» ACTIVITY
Using the data below, copy every line that contains the word "Numbers".

____

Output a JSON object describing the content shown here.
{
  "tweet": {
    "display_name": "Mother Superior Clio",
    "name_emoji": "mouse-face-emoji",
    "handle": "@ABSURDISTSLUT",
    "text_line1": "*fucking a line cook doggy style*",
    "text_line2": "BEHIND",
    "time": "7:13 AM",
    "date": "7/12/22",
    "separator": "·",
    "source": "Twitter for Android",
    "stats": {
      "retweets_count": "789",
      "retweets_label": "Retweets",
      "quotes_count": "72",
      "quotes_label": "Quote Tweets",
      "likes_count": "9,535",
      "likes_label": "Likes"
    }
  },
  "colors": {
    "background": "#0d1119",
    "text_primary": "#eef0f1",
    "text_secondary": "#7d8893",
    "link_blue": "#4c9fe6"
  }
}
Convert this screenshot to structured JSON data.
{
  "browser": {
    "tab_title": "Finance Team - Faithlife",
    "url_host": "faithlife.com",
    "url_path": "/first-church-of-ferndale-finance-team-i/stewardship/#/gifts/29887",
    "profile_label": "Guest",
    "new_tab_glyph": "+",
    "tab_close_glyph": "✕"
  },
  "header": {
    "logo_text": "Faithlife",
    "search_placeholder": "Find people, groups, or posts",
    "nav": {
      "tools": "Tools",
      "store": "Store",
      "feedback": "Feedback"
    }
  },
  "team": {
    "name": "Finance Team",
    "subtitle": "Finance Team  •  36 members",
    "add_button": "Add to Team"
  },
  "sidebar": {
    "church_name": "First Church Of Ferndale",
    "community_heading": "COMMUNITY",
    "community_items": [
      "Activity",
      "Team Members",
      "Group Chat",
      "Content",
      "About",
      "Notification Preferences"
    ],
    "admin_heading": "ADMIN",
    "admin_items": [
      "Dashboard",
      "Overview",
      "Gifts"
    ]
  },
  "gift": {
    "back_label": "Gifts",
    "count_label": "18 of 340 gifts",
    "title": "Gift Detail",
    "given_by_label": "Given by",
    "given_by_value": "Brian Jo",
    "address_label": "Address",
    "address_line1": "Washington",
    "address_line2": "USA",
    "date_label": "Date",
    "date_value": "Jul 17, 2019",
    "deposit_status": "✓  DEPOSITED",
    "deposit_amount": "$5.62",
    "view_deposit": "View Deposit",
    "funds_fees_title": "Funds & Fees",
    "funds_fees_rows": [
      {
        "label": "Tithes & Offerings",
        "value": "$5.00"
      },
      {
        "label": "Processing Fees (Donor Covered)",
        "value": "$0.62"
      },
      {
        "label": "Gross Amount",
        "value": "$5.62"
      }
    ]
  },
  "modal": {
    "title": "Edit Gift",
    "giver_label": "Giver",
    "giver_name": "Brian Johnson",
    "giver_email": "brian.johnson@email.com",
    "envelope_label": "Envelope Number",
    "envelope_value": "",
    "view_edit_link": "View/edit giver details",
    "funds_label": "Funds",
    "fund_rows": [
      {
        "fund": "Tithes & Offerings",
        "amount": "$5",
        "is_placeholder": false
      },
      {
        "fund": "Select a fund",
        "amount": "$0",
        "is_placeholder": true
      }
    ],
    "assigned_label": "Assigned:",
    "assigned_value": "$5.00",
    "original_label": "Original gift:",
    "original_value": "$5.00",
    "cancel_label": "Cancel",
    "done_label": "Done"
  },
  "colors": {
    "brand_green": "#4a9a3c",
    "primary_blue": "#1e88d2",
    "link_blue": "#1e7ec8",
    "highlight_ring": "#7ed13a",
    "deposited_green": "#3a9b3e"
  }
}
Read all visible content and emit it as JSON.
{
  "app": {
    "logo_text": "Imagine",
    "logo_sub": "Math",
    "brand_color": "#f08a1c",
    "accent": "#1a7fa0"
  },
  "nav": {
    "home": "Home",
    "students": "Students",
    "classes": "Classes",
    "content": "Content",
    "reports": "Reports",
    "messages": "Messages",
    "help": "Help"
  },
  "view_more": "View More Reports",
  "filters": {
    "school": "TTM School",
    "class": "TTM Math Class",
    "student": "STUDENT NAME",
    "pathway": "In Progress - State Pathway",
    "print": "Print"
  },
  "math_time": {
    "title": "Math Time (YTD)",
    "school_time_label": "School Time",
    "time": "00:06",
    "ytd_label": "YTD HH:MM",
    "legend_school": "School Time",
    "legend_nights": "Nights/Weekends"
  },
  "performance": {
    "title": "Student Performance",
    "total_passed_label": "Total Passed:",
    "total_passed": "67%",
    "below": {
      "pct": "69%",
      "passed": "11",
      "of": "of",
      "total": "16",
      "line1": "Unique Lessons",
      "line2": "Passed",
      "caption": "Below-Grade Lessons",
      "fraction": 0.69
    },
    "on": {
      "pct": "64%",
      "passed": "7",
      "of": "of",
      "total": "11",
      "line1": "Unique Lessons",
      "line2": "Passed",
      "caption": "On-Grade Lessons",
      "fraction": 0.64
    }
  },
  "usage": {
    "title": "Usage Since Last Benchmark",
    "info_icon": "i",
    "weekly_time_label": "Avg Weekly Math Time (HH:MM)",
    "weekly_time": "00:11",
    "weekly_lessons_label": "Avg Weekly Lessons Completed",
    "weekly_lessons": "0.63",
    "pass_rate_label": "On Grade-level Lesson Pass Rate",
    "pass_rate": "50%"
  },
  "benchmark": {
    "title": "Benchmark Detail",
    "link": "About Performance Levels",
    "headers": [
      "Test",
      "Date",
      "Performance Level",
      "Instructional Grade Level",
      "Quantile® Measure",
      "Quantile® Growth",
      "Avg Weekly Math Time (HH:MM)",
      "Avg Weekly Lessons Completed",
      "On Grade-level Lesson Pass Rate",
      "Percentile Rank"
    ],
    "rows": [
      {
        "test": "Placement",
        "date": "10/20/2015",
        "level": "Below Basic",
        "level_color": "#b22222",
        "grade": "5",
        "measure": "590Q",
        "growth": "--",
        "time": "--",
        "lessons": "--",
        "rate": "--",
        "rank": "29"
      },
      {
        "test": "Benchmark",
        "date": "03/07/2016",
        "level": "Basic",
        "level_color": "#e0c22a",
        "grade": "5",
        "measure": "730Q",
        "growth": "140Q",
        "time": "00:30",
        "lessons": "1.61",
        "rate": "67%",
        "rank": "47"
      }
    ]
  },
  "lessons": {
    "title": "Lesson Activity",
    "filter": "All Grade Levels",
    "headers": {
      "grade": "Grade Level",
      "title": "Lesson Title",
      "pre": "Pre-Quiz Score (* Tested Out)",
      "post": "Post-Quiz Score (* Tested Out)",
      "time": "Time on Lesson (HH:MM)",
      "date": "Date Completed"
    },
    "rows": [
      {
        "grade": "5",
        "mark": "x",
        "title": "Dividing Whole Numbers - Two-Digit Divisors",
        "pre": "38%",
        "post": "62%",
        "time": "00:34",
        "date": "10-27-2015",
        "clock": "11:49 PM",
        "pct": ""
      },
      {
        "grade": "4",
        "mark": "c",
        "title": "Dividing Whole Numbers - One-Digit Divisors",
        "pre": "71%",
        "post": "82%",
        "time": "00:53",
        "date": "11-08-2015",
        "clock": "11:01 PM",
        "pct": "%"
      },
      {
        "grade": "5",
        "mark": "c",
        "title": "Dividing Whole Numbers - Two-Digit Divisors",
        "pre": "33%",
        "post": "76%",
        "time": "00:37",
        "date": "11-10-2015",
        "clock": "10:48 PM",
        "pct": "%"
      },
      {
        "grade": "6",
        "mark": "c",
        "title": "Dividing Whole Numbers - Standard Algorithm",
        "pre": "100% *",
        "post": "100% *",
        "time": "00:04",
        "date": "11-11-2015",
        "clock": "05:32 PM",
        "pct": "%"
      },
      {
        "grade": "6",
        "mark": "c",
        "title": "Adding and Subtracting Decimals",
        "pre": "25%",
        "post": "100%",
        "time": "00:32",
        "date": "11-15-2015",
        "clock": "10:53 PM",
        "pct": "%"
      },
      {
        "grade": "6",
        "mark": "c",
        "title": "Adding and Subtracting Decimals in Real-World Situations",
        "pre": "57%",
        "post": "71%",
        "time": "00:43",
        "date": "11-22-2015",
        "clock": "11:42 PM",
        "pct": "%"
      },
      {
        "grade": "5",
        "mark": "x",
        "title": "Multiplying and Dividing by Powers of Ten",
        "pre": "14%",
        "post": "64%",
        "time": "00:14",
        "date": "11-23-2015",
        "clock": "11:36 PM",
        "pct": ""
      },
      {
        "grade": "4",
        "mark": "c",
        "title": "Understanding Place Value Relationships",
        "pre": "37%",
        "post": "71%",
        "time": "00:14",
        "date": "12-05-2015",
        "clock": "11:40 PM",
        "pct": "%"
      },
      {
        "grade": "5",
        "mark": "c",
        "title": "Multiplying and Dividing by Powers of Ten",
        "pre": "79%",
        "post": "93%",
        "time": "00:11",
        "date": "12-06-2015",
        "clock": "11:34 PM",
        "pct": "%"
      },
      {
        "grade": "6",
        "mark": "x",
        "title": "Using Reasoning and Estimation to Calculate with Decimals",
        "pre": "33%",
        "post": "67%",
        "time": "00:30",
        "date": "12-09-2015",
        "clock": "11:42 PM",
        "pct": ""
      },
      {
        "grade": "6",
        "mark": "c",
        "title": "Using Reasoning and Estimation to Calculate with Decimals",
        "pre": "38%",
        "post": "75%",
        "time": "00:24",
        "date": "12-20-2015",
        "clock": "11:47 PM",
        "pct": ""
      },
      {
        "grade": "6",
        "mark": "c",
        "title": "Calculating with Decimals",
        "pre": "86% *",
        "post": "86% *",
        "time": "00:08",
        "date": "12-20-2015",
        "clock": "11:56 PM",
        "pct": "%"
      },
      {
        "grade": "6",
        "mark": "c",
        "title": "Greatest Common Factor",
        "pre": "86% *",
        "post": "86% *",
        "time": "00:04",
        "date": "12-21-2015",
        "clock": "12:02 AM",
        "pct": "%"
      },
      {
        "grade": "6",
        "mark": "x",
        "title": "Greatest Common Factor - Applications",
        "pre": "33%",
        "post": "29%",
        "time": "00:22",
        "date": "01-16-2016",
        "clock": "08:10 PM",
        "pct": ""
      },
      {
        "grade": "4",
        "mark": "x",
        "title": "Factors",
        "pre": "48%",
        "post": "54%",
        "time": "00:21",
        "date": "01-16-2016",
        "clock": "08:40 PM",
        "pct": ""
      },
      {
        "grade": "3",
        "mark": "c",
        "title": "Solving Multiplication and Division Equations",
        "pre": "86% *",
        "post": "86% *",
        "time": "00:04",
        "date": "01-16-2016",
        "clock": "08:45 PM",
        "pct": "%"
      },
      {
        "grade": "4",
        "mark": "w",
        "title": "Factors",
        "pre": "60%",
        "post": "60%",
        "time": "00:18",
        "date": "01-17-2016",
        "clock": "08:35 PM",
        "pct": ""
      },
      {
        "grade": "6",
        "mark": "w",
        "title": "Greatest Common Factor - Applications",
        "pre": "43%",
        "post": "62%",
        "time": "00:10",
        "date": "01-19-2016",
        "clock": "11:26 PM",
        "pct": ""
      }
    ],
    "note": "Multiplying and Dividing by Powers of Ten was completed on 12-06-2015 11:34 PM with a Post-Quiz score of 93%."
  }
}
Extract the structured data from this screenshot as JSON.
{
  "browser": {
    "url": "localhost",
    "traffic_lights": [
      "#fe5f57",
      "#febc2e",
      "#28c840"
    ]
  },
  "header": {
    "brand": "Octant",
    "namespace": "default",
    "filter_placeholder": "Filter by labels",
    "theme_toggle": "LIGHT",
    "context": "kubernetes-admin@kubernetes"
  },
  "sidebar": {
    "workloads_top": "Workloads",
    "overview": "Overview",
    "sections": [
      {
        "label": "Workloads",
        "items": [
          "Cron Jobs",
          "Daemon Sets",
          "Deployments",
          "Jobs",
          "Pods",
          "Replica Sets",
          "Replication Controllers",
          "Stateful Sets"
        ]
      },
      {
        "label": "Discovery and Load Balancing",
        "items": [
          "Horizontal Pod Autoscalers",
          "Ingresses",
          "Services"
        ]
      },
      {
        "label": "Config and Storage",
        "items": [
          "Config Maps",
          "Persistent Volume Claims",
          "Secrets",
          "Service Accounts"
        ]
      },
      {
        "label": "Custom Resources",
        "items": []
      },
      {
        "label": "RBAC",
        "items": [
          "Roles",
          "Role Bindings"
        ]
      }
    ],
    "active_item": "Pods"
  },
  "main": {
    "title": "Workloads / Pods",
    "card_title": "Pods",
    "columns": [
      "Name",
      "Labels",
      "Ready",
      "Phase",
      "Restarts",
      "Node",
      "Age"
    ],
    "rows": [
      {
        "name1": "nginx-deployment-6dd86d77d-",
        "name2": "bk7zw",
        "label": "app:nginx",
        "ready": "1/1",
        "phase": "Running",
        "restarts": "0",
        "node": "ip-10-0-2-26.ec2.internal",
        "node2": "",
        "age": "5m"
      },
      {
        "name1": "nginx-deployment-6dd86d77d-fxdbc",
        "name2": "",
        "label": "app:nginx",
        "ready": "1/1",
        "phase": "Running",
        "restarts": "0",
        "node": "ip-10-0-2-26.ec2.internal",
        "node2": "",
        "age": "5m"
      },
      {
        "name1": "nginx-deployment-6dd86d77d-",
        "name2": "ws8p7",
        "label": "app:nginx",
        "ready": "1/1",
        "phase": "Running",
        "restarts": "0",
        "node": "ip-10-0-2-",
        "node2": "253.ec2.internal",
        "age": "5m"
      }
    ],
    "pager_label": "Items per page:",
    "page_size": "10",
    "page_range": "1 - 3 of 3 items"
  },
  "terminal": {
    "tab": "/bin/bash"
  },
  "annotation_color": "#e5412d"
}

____

» EXERCISE RESPONSE
        "title": "Dividing Whole Numbers - Two-Digit Divisors",
        "title": "Dividing Whole Numbers - One-Digit Divisors",
        "title": "Dividing Whole Numbers - Two-Digit Divisors",
        "title": "Dividing Whole Numbers - Standard Algorithm",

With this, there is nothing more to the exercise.